It is important to also assess the composition of our meals. Women with PCOS do well on a lower glycemic index diet (3), which is one that won’t spike your blood sugar levels, so taking the time to plan out recipes and snacks is imperative. Your meal should revolve around a high quality protein source, contain lots of non-starchy vegetables and healthy fats.
Several studies have highlighted the therapeutic value of foods that are high in healthy fats – such as fish (3), almonds and walnuts (4) – as being key to balancing insulin and improving inflammatory markers in PCOS. Since nuts have a high caloric density, they are a great option to incorporate during the morning meals.

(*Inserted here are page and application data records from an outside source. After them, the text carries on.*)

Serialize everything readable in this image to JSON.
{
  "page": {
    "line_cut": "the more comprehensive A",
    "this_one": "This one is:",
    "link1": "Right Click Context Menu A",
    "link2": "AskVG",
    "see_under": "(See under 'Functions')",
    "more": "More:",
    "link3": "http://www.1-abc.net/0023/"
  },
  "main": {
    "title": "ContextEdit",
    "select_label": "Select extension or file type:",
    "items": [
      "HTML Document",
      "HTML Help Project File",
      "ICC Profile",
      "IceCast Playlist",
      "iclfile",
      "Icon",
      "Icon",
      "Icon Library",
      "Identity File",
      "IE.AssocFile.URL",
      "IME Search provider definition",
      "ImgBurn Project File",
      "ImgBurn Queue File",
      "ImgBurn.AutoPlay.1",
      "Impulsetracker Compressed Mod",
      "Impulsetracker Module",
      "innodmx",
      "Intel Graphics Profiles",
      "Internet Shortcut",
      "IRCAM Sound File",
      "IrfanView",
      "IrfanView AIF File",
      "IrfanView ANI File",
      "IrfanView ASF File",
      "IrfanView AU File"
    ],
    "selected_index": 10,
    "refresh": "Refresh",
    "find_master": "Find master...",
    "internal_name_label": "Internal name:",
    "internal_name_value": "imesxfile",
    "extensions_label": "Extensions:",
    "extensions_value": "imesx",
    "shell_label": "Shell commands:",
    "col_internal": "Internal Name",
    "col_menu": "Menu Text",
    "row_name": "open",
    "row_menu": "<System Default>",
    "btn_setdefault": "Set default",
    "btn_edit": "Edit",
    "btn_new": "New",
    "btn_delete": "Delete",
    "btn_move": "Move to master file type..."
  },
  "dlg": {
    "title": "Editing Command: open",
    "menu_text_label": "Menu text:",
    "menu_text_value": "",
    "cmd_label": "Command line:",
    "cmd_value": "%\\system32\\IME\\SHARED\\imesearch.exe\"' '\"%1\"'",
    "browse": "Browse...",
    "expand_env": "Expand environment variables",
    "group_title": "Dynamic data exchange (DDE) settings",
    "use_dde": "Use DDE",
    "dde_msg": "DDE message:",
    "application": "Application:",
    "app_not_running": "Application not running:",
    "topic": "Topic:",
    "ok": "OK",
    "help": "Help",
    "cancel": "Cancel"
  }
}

Taking the right supplements can also be key to improving insulin sensitivity, and studies support the use of chromium, vitamin D and Omega-3 in PCOS (3).
Incorporating these specific foods and supplements, and following this pattern of caloric intake improves insulin resistance and treats the underlying hormonal dysregulation of PCOS. I see this every day in clinical practice.
It’s not easy to break out of a pattern that we are used to (admit it, how many of you are actually skipping breakfast?). However, once we are able to introduce a change, the benefits should be immediate. When insulin and glucose levels are balanced, we feel much more energetic, have significantly fewer food cravings and have a better ability to think clearly and make healthy food choices.
Women following this diet are thrilled to finally be able to achieve weight loss at a healthy rate, but further, they are not feeling hungry, nor are they craving certain foods as before. For many of us, managing the cravings is a big part of the battle. The whole reason to reset glycemic balance is to move away from the idea of a short term “diet” or intervention, but rather to move towards a new and sustainable lifestyle – one in which you can both look and feel your best.
Don’t give up! Incorporating this new paradigm of meal composition and meal timing can significantly shift the underlying hormones in PCOS.
- Morales AJ1, Laughlin GA, Bützow T, Maheshwari H, Baumann G, Yen SS. Insulin, somatotropic, and luteinizing hormone axes in lean and obese women with polycystic ovary syndrome: common and distinct features. J Clin Endocrinol Metab. 1996;81(8):2854-64.
- Jakubowicz D, Barnea M, Wainstein J, Froy O. Effects of caloric intake timing on insulin resistance and hyperandrogenism in lean women with polycystic ovary syndrome. Clin Sci. 2013;125(9):423-32.
- Rondanelli M, Perna S, Faliva M, Monteferrario F, Repaci E, Allieri F. Focus on metabolic and nutritional correlates of polycystic ovary syndrome and update on nutritional management of these critical phenomena. Arch Gynecol Obstet. 2014;290(6):1079-92.
- Kalgaonkar S, Almario RU, Guirusinghe D, Garamendi EM, Buchan W, Kim K, Karakas SE. Differential effects of walnuts vs almonds on improving metabolic and endocrine parameters in PCOS. Eur J Clin Nutr. 2011; 65 (3):386-93.